Where automated solutions are concerned, food and beverage is definitely a growth sector. Growing populations in developing countries expecting a better standard of living have increased demand and expectations of the sector. Food preparation and packaging is also currently a major growth sector in European markets where there is a need for faster and more flexible packaging solutions, capable of responding quickly to consumer demand. This was particularly evident during the pandemic, with the explosion of e-commerce and online shopping. This is where robots take centre stage: articulated robots and collaborative robots are typically used in sorting, packaging and palletizing applications and delta robots are used for primary packaging. Hygiene and contamination issues in clean rooms where there is a high degree of manual handling of unpacked foods in the primary packaging process are driving the development of robots with a high protection class causing minimum contamination. The pandemic has also driven a broadening and deepening of applications of robotics in the food and beverage sector, such as in the realm of direct food preparation.

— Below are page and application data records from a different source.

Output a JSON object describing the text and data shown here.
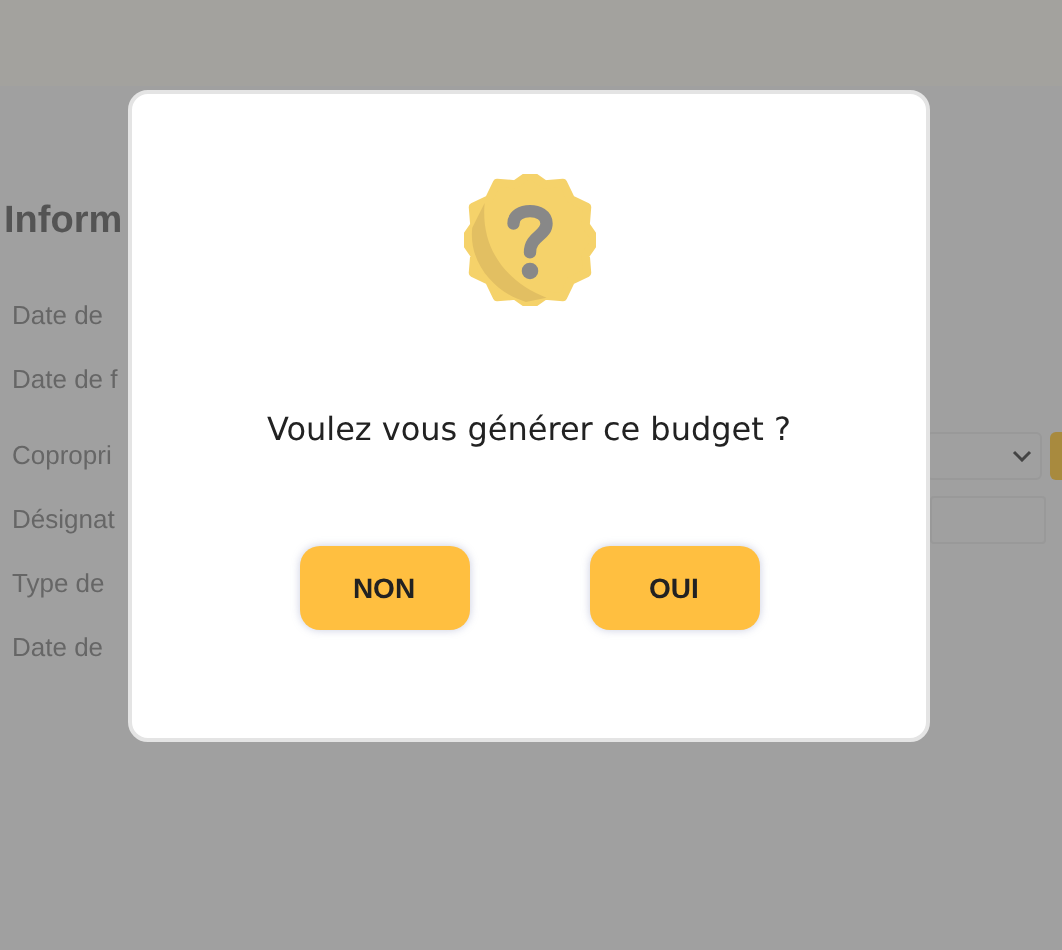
{
  "page": {
    "heading": "Inform",
    "fields": [
      {
        "label": "Date de",
        "kind": "text"
      },
      {
        "label": "Date de f",
        "kind": "text"
      },
      {
        "label": "Copropri",
        "kind": "select"
      },
      {
        "label": "Désignat",
        "kind": "input"
      },
      {
        "label": "Type de",
        "kind": "text"
      },
      {
        "label": "Date de",
        "kind": "text"
      }
    ]
  },
  "dialog": {
    "message": "Voulez vous générer ce budget ?",
    "buttons": [
      "NON",
      "OUI"
    ]
  }
}
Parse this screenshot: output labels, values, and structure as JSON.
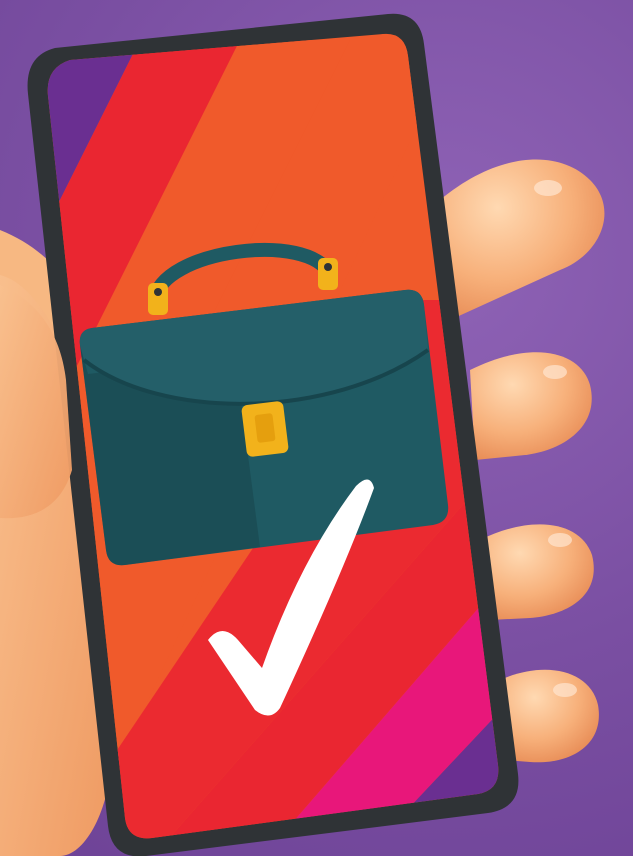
{
  "scene": {
    "description_label": "",
    "colors": {
      "background": "#7b4fa3",
      "phone_frame": "#2f3336",
      "stripe_purple": "#6a2f91",
      "stripe_red": "#ea2631",
      "stripe_orange": "#f05a2b",
      "stripe_magenta": "#e8177a",
      "briefcase": "#1f5a63",
      "briefcase_dark": "#17454d",
      "clasp": "#f2b21b",
      "checkmark": "#ffffff",
      "skin": "#f6b27a"
    },
    "icons": {
      "main_icon": "briefcase-icon",
      "status_icon": "checkmark-icon"
    }
  }
}
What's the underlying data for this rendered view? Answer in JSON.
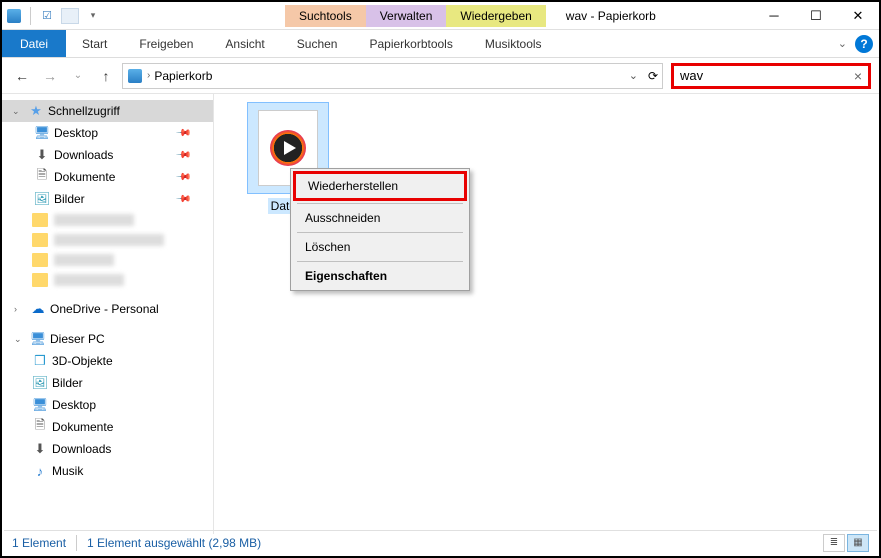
{
  "window": {
    "title": "wav - Papierkorb"
  },
  "ribbon": {
    "contextual": {
      "such": "Suchtools",
      "verw": "Verwalten",
      "wied": "Wiedergeben"
    },
    "file": "Datei",
    "tabs": {
      "start": "Start",
      "freigeben": "Freigeben",
      "ansicht": "Ansicht",
      "suchen": "Suchen",
      "papierkorb": "Papierkorbtools",
      "musik": "Musiktools"
    }
  },
  "path": {
    "location": "Papierkorb"
  },
  "search": {
    "value": "wav"
  },
  "sidebar": {
    "quick": "Schnellzugriff",
    "desktop": "Desktop",
    "downloads": "Downloads",
    "dokumente": "Dokumente",
    "bilder": "Bilder",
    "onedrive": "OneDrive - Personal",
    "thispc": "Dieser PC",
    "obj3d": "3D-Objekte",
    "bilder2": "Bilder",
    "desktop2": "Desktop",
    "dokumente2": "Dokumente",
    "downloads2": "Downloads",
    "musik": "Musik"
  },
  "file": {
    "name": "Datei_"
  },
  "context_menu": {
    "restore": "Wiederherstellen",
    "cut": "Ausschneiden",
    "delete": "Löschen",
    "props": "Eigenschaften"
  },
  "status": {
    "count": "1 Element",
    "selection": "1 Element ausgewählt (2,98 MB)"
  }
}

Chemical and pharma: COVID boost for robotics
During the COVID-19 pandemic, robot orders from the life science and medicine sectors increased significantly, notably in Western markets. High-cost customized industrial robots are traditionally used in the chemical and pharmaceuticals sector. However, we anticipate increased demand will see the average price decline. We forecast an increase in the proportion of SCARA and collaborative robot orders by this sector.
Expansion into new industries: The age of expectation
Industrial robotics is a burgeoning technology. Expectations are high as more and more sectors look to robotics as the solution of choice. Flexibility, versatility, intelligence connectivity and ease of use are factors which rank highly for end-users. In our ‘new’ or ‘other industries’ category, industrial and non-industrial sectors only recently turning their attention to robotics include ‘new energy’ related areas, such as Li-ion battery and photovoltaic cell producers and wind power equipment manufacturers. There has also been a burst of interest from the metals sector and in warehousing and logistics. Our research has found that investment in robotics in this ‘new’ or ‘other’ category of industries, where we tend to find the latest industrial robotics technologies, will outstrip the growth forecast for robotics in the more traditional industries where robots have been used. We forecast a CAGR of 6.9% for the period 2019 to 2024 for the robotics sector in these new industries.
To learn more about our industrial robots research, contact our senior research director Jan Zhang on Jan.Zhang@InteractAnalysis.com